GAITHERSBURG, MD. — Harvey Hottel, Inc., a highly diversified mechanical contractor headquartered here has been in business for 70 years. For the past 20, they have been doing geothermal installations.
“It was a pioneer market back then,” Dick Hottel, company CEO said. Hottel is the second of three generations to run the company (and is planning to move to a consultant role within the next few years when his sons take over). He has seen geothermal grow from small, high-end residential jobs to large-scale commercial jobs, while the technology involved has advanced by leaps and bounds.
In the last five years, however, Hottel has really seen the market for geothermal take off in Maryland. “Based on my 50 years in the business,” Hottel said, “this is the greatest market I’ve ever seen… it’s been very good for us.”
Promotions and subsidies from the state of Maryland have been important factors in the rise of the geothermal market. A perfect example is the job Harvey Hottel, Inc., did for the Kentlands Community Center in August-September of 2013.
The center is a 9,000-sq. ft., two-story building with a high glass ratio. The building had a 15-year-old air-source cooling system with a gas furnace heating system that was nearing the end of its service life.
“It’s a high-end community,” Dick Hottel explained, “with all types of houses… and a very active group. They wanted to see if they could do a geothermal application.”
Harvey Hottel, Inc., entered into a design competition for the job. At about the same time the state of Maryland announced its “Game Changer” grant competition. The design team at Harvey Hottel, working with the Mike Heavener of GeoSolar Energy (and a Bosch Thermotechnology rep) decided to submit an application.
“So I made a deal with [Kentlands]: if I get this grant for you, I get to do the job, and they agreed,” Dick Hottel said. “The total project was $277,000, and the grant was for 43 percent — about $120,000 they got in a grant!” The managers of the center say that without the grant they would probably have delayed the job for a year or two.
What made the design a winner with both the state and the Kentlands community was the use of two vertical standing column wells connected in an open loop for the geothermal source. Engineers estimated that a more conventional open-loop system might require as many as 20 wells. And those wells would have been difficult to drill.
“The high level of rock would have made horizontal drilling [for a closed loop system] very difficult,” Hottel said.
Additionally, a standing column system is able to take advantage of heat transfer through conduction, convection and advective heat transfer. The wells were drilled 950-ft. deep into granite and cased to 100-ft. Here the high level of rock actually became an asset.
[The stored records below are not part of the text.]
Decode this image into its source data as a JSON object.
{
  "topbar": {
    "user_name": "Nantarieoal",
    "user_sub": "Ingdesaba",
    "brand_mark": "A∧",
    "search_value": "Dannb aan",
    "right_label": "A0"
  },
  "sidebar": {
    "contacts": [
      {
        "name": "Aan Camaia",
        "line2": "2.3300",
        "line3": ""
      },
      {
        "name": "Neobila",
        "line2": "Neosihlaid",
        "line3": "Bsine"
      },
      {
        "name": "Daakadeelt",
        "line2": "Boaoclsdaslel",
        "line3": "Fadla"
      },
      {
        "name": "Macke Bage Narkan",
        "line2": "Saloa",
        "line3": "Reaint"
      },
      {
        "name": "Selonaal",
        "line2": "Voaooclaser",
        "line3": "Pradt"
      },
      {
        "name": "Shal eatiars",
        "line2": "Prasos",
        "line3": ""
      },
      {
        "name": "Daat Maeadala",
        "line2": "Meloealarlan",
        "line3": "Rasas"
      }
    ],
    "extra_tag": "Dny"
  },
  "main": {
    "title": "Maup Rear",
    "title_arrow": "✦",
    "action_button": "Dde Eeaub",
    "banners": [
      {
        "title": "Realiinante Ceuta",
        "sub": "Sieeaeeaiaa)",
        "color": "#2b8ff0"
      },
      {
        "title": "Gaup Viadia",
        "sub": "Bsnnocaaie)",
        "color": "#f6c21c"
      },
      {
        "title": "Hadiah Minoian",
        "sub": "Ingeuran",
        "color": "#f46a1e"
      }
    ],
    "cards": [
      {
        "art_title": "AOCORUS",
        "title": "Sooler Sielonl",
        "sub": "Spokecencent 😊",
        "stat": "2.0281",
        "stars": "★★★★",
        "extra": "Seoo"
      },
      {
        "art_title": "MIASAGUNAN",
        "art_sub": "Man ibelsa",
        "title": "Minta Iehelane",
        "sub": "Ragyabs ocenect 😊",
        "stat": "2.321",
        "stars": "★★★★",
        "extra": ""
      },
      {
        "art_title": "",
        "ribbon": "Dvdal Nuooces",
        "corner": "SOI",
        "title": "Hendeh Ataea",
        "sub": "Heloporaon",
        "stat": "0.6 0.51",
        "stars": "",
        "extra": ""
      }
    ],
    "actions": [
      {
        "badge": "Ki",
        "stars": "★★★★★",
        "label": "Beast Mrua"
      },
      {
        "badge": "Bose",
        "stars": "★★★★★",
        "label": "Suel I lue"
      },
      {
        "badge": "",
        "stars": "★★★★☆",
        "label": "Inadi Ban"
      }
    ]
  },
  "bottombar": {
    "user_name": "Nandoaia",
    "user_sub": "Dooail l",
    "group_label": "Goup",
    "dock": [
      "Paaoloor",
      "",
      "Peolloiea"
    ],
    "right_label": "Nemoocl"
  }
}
Without it, the casing would have needed to extend all the way down, increasing the cost of the project.
The static water level settled at 14-ft. with a pumping yield of 4 gallons per minute, which was optimal for the final system. “It’s a standing column of water,” Hottel said. “You have a pump down there about halfway, and you’re drawing water from the bottom up, and putting it back in at the top… almost like an open well, but you’re not drawing that high volume of water. It works well.”
The submersible pumps were 2 hp units from Grundfos with variable frequency drive to improve system efficiency. The pumps drew water through a 2” Porter Shroud.
Harvey Hottel, Inc., installed four 6-ton geothermal FHP heat pumps from Bosch Thermotechnology, two single-stage and two two-stage (model numbers ES 070-3 and ES 071-3), to provide better zone control. “We put the [two-stage] units where we had a load that varies,” Dick Hottel said.
Being a retrofit, Hottel had to contend with the old heat distribution system, which meant a lot of work on the old ducts in the attic. “We had to take sections of the ceiling out,” Hottel said. “It was tricky, but we’re used to doing that kind of work.” The building was also in use during the entire retrofit, meaning technicians had to work around the occupants.
The final control set up was a Wi-Fi-enabled, intelligent system that can be monitored and controlled from any browser window. “We can read it remotely from our service center,” Hottel said. “We can even tell the temperature of water coming from the standing column.”
The leaders and facility managers at the Kentlands Community Center have been very satisfied with the performance of their new geothermal system. Even during the extreme “polar vortex” winter of 2013-2014, the supply water to the heat pumps averaged 46°F, providing abundant thermal energy for the heat pumps.
Dick Hottel and his design staff were also pleased that their energy savings estimations came in on the money. “They asked us how much they were going to save in utilities,” Hottel said, “and we estimated 40 percent. Well, after the first year they did their own energy calculations and it came out to exactly 40 percent savings!”
This is not the first standing column geothermal design to prove a success for Harvey Hottel, Inc., and Dick Hottel feels confident it is far from the last. Economical, suitable for the rocky terrain of the mid-Atlantic states, and combining the best traits of open- and closed-loop systems, he sees many more standing column wells in his company’s future.
“In this town, we’ve got a big market. Also in Northern Virginia, D.C…. I don’t think there’s anyone else doing large commercial projects with standing column,” Hottel said. “I feel we have a real niche market there.”